Copy out every line of the records in which "true" can be found.
= = = = = = =
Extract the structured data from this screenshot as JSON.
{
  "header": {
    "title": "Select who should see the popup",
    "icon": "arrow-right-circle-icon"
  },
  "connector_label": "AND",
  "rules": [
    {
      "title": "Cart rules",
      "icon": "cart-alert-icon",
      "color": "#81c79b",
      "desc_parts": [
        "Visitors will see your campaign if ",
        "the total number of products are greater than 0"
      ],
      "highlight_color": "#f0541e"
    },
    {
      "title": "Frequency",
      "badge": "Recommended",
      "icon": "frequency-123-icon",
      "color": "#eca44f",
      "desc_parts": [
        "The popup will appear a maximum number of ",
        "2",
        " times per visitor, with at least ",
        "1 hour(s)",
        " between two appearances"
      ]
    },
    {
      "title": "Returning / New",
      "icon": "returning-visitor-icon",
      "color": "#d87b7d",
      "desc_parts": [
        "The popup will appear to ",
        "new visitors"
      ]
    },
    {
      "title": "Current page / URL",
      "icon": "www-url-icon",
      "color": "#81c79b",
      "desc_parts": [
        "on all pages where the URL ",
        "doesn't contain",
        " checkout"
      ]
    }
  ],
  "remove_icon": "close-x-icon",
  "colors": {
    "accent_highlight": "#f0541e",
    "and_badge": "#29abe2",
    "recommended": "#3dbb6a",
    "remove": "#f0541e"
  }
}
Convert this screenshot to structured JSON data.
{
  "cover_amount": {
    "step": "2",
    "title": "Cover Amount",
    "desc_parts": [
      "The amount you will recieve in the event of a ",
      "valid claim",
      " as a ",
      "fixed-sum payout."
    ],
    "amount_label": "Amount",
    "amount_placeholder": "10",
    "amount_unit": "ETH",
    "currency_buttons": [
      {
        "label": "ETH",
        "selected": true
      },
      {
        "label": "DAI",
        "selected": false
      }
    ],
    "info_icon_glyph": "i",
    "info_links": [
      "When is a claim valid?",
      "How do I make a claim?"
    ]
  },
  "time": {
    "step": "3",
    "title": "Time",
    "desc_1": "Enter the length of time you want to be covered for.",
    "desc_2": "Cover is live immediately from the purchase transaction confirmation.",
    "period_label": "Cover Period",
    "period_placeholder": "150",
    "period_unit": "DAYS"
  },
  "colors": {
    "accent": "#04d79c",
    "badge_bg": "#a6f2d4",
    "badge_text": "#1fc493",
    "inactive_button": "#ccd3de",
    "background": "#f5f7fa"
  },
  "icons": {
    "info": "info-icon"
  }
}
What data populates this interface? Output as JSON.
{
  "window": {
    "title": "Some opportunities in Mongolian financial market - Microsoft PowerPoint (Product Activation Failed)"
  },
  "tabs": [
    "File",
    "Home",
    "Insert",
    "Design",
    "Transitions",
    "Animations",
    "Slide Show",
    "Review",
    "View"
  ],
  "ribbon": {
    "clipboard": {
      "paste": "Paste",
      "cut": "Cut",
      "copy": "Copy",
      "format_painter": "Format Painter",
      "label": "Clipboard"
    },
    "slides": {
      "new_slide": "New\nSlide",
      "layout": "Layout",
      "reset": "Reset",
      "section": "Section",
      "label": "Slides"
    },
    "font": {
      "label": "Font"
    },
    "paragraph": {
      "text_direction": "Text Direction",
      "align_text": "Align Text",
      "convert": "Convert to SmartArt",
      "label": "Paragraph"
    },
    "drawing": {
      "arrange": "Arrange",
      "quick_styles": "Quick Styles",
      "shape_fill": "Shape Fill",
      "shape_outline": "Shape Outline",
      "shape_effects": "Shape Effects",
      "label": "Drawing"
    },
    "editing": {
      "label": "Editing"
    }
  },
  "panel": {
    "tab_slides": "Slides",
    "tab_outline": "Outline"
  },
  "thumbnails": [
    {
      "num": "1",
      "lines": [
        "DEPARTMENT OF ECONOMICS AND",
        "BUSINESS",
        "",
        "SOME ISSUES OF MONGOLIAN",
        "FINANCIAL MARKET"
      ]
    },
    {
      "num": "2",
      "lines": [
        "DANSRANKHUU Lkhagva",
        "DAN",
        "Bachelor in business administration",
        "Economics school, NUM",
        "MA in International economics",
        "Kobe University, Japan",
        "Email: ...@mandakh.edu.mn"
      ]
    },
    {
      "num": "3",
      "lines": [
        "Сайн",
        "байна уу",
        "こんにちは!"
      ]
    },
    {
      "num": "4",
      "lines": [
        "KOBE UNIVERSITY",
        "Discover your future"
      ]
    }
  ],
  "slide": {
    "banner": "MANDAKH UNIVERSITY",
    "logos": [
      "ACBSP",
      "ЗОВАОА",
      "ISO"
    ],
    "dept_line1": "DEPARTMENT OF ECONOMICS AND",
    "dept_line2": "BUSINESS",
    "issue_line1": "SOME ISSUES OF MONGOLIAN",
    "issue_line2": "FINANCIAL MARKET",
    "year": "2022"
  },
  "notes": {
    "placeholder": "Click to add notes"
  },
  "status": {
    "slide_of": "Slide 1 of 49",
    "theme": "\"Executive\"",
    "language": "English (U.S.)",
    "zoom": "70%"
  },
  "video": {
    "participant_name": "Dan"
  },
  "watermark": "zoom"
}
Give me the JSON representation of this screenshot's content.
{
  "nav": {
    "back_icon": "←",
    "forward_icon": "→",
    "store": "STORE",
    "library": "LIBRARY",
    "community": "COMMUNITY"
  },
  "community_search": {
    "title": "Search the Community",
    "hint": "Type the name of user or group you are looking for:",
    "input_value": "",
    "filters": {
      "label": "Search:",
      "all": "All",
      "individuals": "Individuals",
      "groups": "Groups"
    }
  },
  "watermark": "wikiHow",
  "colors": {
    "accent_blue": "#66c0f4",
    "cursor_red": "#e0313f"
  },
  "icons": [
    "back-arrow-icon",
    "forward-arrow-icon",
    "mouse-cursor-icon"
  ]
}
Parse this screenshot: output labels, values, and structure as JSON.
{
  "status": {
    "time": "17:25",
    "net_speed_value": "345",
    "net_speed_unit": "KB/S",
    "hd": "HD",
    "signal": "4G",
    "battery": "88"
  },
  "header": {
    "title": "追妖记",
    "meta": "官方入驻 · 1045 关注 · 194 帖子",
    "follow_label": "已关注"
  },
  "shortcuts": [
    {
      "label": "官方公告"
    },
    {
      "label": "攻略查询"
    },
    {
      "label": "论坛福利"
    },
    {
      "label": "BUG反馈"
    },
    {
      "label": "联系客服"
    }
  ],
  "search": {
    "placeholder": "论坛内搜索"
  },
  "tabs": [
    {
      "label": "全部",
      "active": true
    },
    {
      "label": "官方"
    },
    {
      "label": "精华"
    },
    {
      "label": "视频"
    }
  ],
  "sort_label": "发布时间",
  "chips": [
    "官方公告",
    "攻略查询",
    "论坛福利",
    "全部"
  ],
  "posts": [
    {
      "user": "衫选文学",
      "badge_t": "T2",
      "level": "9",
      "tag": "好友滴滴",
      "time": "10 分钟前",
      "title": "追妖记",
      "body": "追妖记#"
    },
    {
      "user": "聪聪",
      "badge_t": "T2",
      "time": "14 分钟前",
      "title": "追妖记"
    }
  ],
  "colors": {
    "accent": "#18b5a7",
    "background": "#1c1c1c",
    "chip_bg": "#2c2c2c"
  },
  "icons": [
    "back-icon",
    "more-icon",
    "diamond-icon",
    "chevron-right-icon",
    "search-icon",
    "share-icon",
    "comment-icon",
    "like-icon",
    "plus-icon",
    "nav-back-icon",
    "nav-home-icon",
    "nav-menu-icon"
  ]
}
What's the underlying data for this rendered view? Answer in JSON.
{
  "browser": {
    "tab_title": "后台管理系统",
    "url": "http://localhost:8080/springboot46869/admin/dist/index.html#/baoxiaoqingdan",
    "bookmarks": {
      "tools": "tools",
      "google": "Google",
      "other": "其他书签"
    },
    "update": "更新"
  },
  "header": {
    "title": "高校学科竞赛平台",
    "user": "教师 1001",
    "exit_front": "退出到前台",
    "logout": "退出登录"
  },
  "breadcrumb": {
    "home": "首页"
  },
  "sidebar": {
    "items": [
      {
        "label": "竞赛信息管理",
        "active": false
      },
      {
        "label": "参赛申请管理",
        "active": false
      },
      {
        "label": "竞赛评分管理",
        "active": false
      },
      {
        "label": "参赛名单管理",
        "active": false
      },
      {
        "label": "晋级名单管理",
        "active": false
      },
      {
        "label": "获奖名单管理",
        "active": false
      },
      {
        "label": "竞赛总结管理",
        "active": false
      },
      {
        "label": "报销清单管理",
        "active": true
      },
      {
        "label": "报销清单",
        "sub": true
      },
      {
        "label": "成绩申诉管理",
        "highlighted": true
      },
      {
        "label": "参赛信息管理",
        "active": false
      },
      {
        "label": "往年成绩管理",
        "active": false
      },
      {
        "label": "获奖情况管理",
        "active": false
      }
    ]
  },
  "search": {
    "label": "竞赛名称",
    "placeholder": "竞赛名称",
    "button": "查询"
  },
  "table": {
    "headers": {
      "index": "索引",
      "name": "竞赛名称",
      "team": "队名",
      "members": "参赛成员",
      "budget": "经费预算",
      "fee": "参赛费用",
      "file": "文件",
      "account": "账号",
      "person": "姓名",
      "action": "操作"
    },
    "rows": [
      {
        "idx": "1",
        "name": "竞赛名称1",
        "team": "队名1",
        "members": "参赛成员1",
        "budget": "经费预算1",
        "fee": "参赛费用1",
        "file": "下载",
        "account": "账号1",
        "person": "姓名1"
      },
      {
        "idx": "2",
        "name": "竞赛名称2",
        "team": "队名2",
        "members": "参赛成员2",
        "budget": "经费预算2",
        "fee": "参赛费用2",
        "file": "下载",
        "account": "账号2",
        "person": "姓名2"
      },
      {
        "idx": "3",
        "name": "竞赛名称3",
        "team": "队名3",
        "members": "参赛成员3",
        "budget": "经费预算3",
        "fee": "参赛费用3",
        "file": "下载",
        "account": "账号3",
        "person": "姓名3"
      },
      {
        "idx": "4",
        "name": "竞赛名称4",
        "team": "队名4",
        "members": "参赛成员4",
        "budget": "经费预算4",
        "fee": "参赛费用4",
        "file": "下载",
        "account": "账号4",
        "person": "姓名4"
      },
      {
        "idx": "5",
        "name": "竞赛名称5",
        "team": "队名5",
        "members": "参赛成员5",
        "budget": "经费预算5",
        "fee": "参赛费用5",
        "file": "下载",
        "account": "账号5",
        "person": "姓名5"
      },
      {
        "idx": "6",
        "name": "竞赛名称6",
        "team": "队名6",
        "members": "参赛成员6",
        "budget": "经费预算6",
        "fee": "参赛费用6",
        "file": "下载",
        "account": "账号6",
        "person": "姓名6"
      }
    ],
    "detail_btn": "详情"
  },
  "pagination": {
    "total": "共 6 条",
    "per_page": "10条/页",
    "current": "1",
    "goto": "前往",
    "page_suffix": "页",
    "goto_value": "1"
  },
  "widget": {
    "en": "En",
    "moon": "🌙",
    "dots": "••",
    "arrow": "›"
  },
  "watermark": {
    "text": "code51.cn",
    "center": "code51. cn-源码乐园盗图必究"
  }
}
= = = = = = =
### Response below
        "selected": true
      "active": true
        "active": true
        "sub": true
        "highlighted": true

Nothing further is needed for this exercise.